Prior to competition being allowed in the domestic market, the price to fly from city-to-city was insane, with fares much greater mile-to-mile than in the U.S. I recently flew on Avolar round-trip from Tijuana to Tepic, about 2,000 miles total, for less than $175.00. So, props to the Mexican regulators for watching out for the public and not succumbing to the “elite-connected” network pressures that so often dictate the agenda.
By: Lisa Coleman
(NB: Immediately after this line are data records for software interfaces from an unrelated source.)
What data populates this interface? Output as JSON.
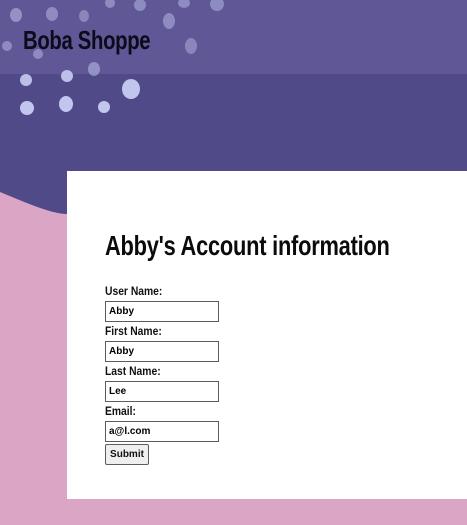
{
  "site": {
    "brand": "Boba Shoppe"
  },
  "colors": {
    "header_purple": "#514a89",
    "header_light": "#5f5796",
    "page_pink": "#dba6c6",
    "bubble": "#c8ccf4",
    "card": "#ffffff"
  },
  "account": {
    "title": "Abby's Account information",
    "fields": [
      {
        "label": "User Name:",
        "value": "Abby"
      },
      {
        "label": "First Name:",
        "value": "Abby"
      },
      {
        "label": "Last Name:",
        "value": "Lee"
      },
      {
        "label": "Email:",
        "value": "a@l.com"
      }
    ],
    "submit_label": "Submit"
  }
}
As the defender of Mexico’s culture and cuisine, the news was shocking. It’s not bad enough that we have to endure an over abundance of fast food in the good ol’ USA, but now (for reasons I will never understand) Taco Bell is opening in Mexico. Yes, you read that right. Apparently, back in 1992, Taco Bell attempted to cross back over the border into Mexico City. And, after giving it a whirl next door to KFC, they packed up their bland, greasy meat, hard shell tacos and headed home.
I’m not Mexican, but I can assure you the taco is sacred. Come on now, from a food perspective, this is a Mexican icon. A real Mexican taco is something to behold. It’s kind of impossible to get a bad one… unless of course you’re in a strip mall at a Taco Bell. The idea for the “Mexican” Taco Bell is to project a “more American fast-food image.” Why, I don’t know, but maybe there is a marketing guy at Yum Brands, Inc. corporate headquarters in Louisville, Kentucky that knows something the Mexican’s don’t. By the way, Yum Brands, Inc. is also the proud owner of the culinary gems KFC and Pizza Hut.
To make it even more alluring… they have added French fries to the menu at Mexican locations. Not just plain oil-drenched fries, but some with a special south-of-the-border twist. In an attempt to further devastate the Mexican palate, the fries will be topped with a choice of cheese, tomatoes, cream or ground meat. Yum. Yum. Need I go on?
Will it work? My guess is no. I have faith in the taste buds of the Mexican people. I think they will honor their taco. If you want to enjoy the rather disturbing details of the Taco Bell invasion, please read http://www.signonsandiego.com/news/mexico/20071009-0909-mexico-tacowar.html.
Acapulco, Mexico (September 5, 2007) – The Acapulco Convention and Visitors Bureau announced today that the tourism infrastructure of the destination, its airport and all hotels have resumed normal operations after Tropical Storm Henriette passed over the Pacific coast of the state of Guerrero this past weekend.
Officials at Acapulco’s Alvarez International Airport report that the airport did not incur any damage and is fully operational with all airlines running on their normal flight schedules.
Roads throughout Acapulco are in good condition. Electric and telephone services additionally remained operational without major interruption throughout the storm.
“Our hotels were well prepared to keep guests safe and comfortable,” says Jesus Radilla, Director of the Acapulco Convention and Visitors Bureau. “The tourism zone is in great condition and ready to receive visitors. In Acapulco, it’s business as usual under sunny skies.”
A magical combination of incredible beauty and hypnotic charm, Acapulco is Mexico’s largest and most dazzling seaside resort attracting over 5 million visitors annually. Acapulco is exotic yet easily accessible via direct or convenient connections via all major airline carriers from gateway cities across the U.S. For more information about Acapulco, visit www.visitacapulco.com.mx.
MP New Staff
After battering the coastal area of Chiapas, killing seven people, tropical storm Henriette hammered Guerrero and the tourist town, Acapulco. It is now tracking some 150 miles southeast of the southern tip of Baja California and has been designated as a Category 1 hurricane, packing winds in the 80 mph range and gaining strength. It is expected to hit land later today or tonight. For more information and a history of Baja storms try this site: http://cabobob.baja.org/pages/050hur.html